With homeownership rather easy to come by, it’s no wonder rent values were significantly lower, and quality tenants were more difficult to come by. Those who were college educated, and hardworking, had every reason to be homeowner rather than a renter.
But, in the last decade, things have made a change.
When looking at current generations, or Millennials/Gen Z, it’s become quite clear that homeownership is not the ultimate goal. Most have lost sight of the opportunity of being a homeowner, and prefer to rent. Probably to blame was the ’08 crash as many watched countless homeowners, including their own friends and family, lose everything.
Also, the prices of homes have risen, so affordability has become a thing of the past. That holds true for investors as well, as many have become priced out of primary markets. In these cities, property values have reached a point that investing simply doesn’t make sense for most individuals. That’s why many of these investors have branched out into secondary and tertiary markets.
With most cities in SWFL being a tertiary market, it’s hardly a secret why so many investors used to doing business in big cities have fled to smaller towns. Barriers to entry are significantly less, allowing more buying power for the average investor.

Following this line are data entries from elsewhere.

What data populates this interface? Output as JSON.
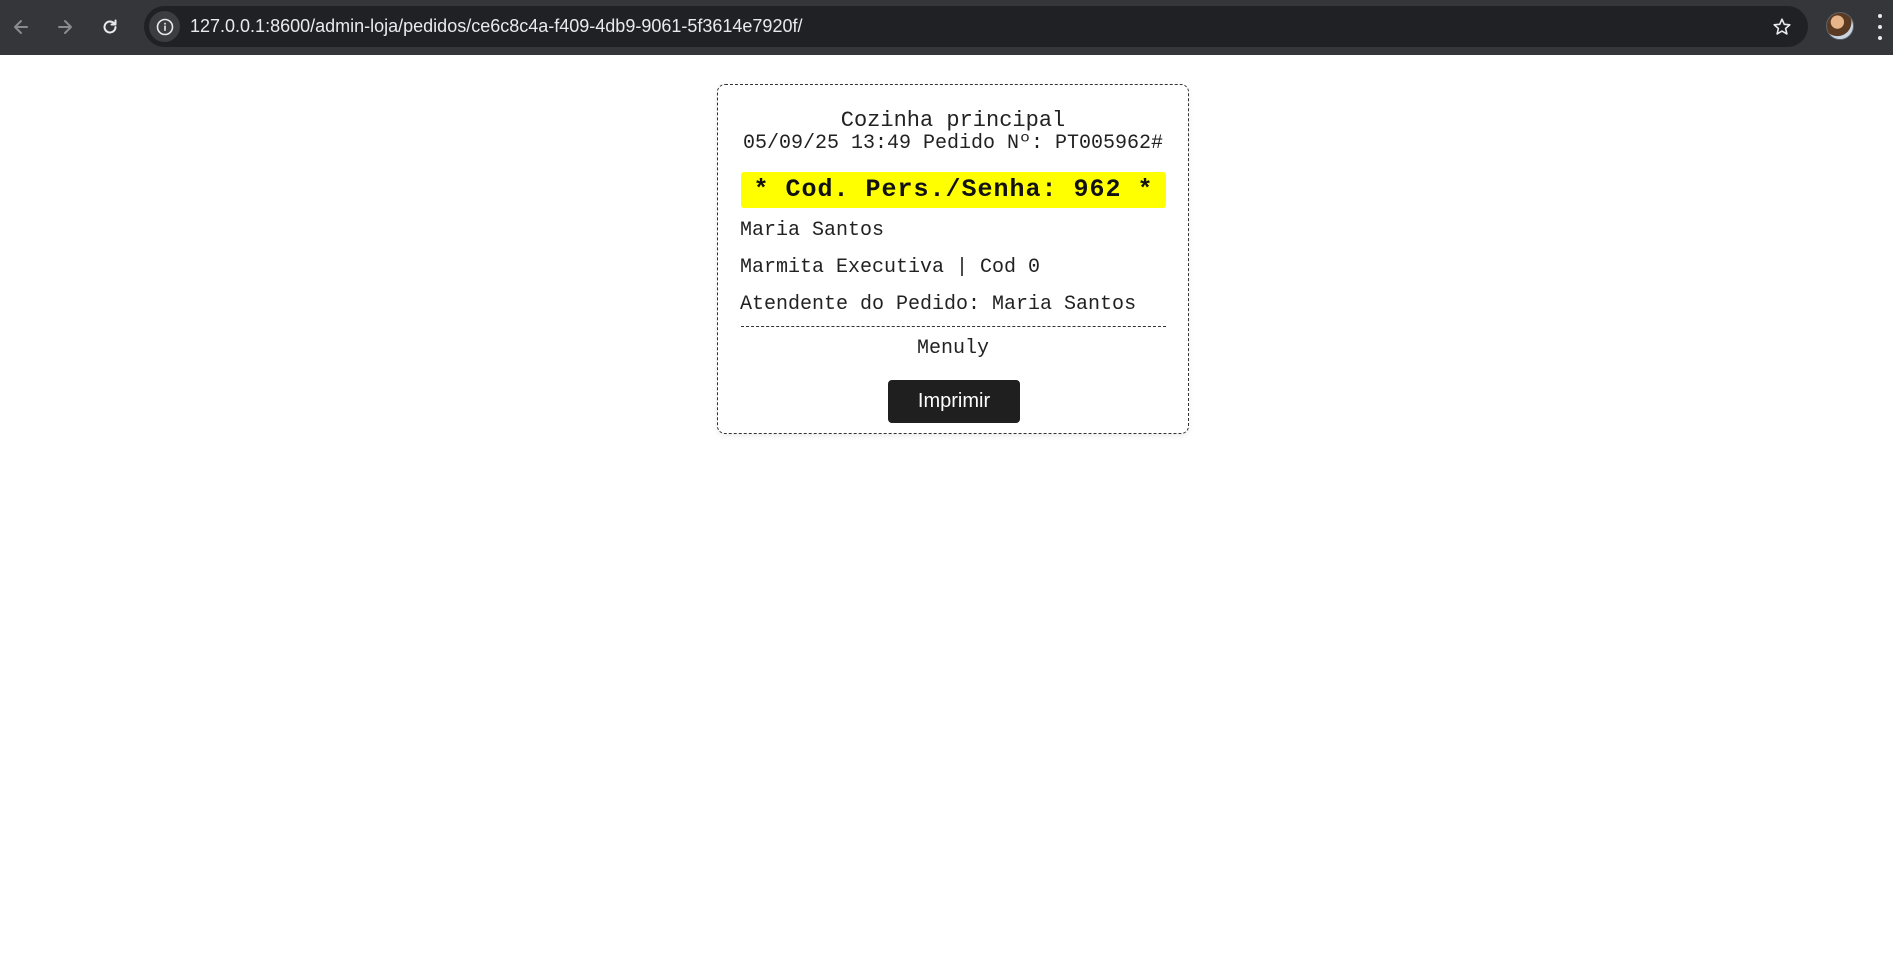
{
  "browser": {
    "url": "127.0.0.1:8600/admin-loja/pedidos/ce6c8c4a-f409-4db9-9061-5f3614e7920f/",
    "icons": {
      "back": "arrow-left-icon",
      "forward": "arrow-right-icon",
      "reload": "reload-icon",
      "site_info": "info-icon",
      "bookmark": "star-icon",
      "menu": "kebab-menu-icon"
    }
  },
  "ticket": {
    "station": "Cozinha principal",
    "meta": "05/09/25 13:49 Pedido Nº: PT005962#",
    "senha": "* Cod. Pers./Senha: 962 *",
    "customer_name": "Maria Santos",
    "item": "Marmita Executiva | Cod 0",
    "attendant": "Atendente do Pedido: Maria Santos",
    "brand": "Menuly",
    "print_label": "Imprimir"
  },
  "colors": {
    "highlight": "#ffff00",
    "button_bg": "#1f1f1f",
    "toolbar_bg": "#35363a"
  }
}
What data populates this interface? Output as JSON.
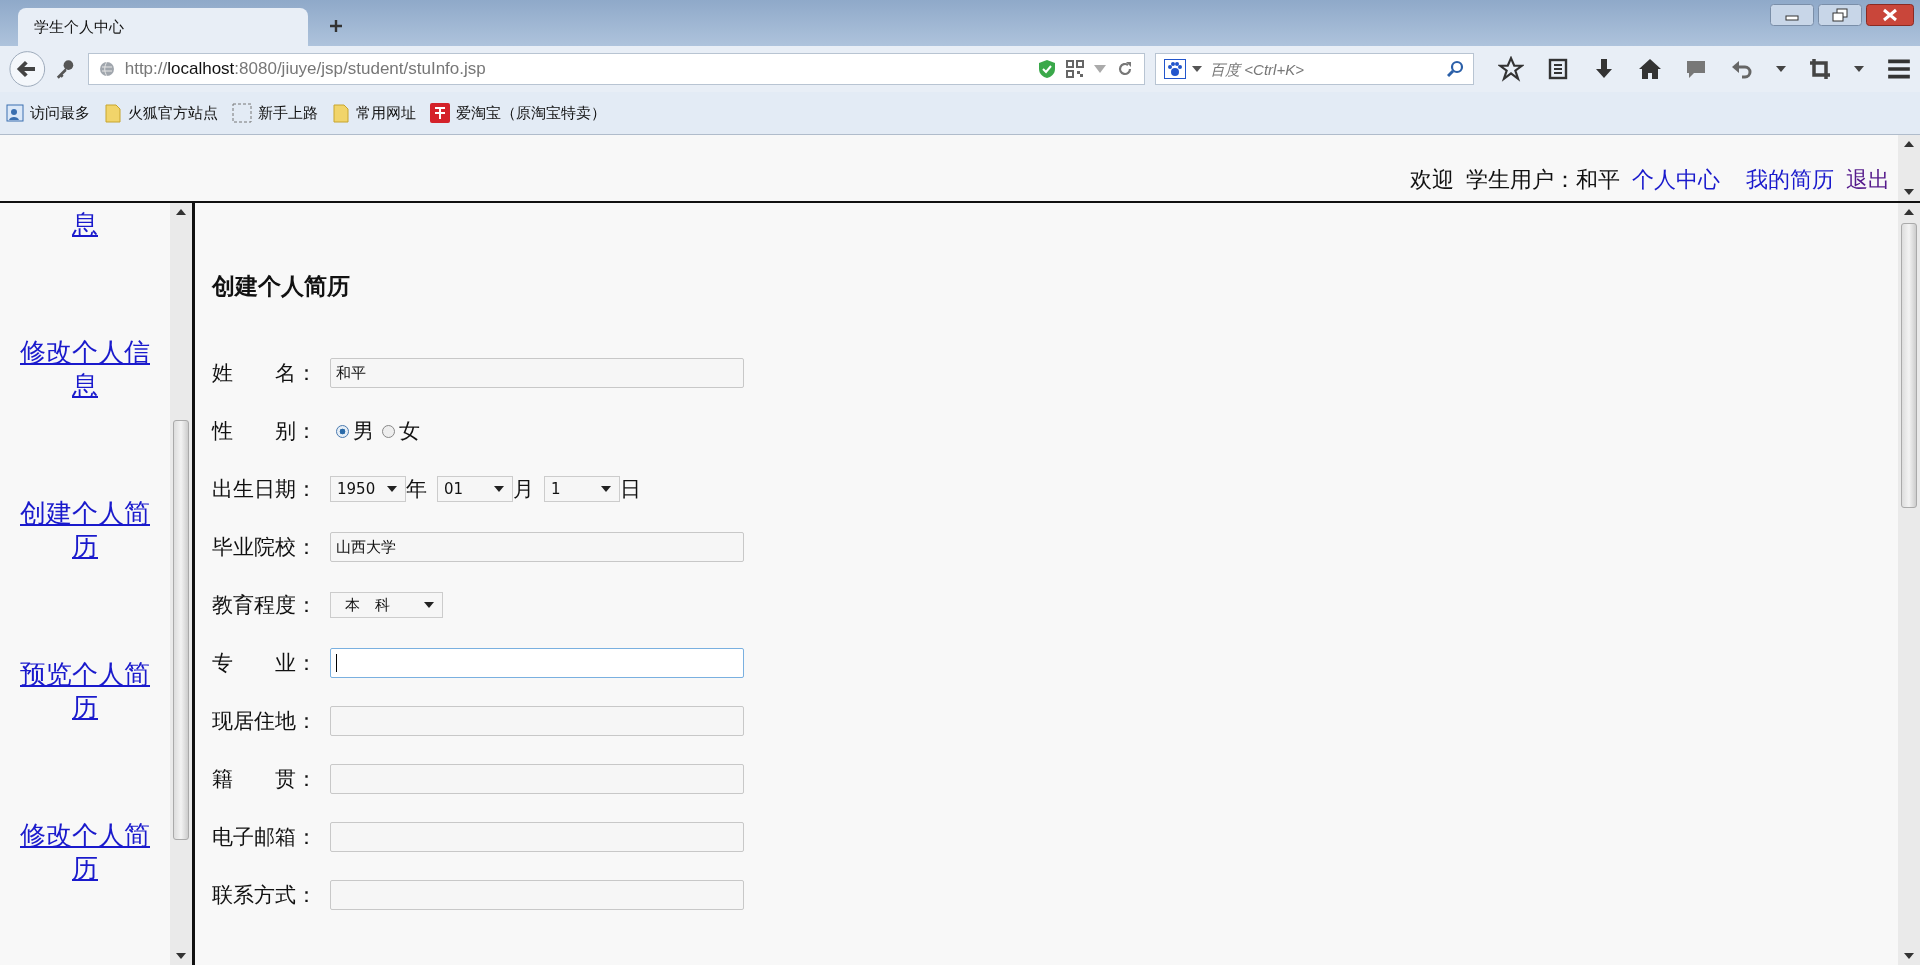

But, population size isn’t the only way to determine if it’s a market you should invest in.
Looking at the economic strength of an area, job growth, access to shopping and entertainment, and new large developments are always a tel tale sign of a regions strength, or weakness.
In the shifting market place, most investors in these primary markets are being faced with several issues that are worth keeping an eye on.
Tenant retention has become tougher than years past. As the job market grows, tenants are chasing their new jobs and leaving their rentals more and more. Most young people now are simply not looking to buckle down and start their lives, rather, they’re pursuing their passions and going wherever that may take them.
Meanwhile, the baby boomers have moved into a period of downsizing, many selling their homes and renting something small and affordable that’s close to the amenities they seek, such as shopping, boating, and golfing.
Affordability has certainly become a question with most investors. As home prices go up, the CAP rates get pushed tighter and tighter. Finding a good deal on an investment property seems to be more difficult to come by. Simply pushing rents up to compensate is also becoming a bit tougher. Most property managers are finding that individuals are now spending 30% of their income just on rent alone. In fact, Florida has entered a “crisis” that describes hundreds of thousands of individuals simply can not afford the new rent standard we’re facing. Most hardworking blue color Americans are finding it literally impossible to afford a place to live.
This has lead to higher vacancy rates in many cities, especially Orlando.
Here’s a great video explaining the current crisis:
Overall, rents have leveled out, or even slightly dropped. As new construction properties are breeding a new generation of homes, there certainly is a new standard of living that is expected by potential renters. In other words, properties that are featuring open floor plans with upgrades kitchens/baths are pulling significantly more rent that their dated counterparts.
This is why many investors have been seeking new construction homes as a way of keeping future maintenance costs low while gaining a competitive edge over older homes also listed for rent.
Or, investors are buying older homes for cheaper and rehabbing them to meet the standard of new properties we’re seeing come from builders. Either way, tenants certainly prefer newer, and nicer!
In conclusion, the rental market is still strong. But, there’s a limit on how high rents can be pushed, and it’s seems we’ve found it, at least for the time being. Until wages go up, this is likely where rents will stay for the near future.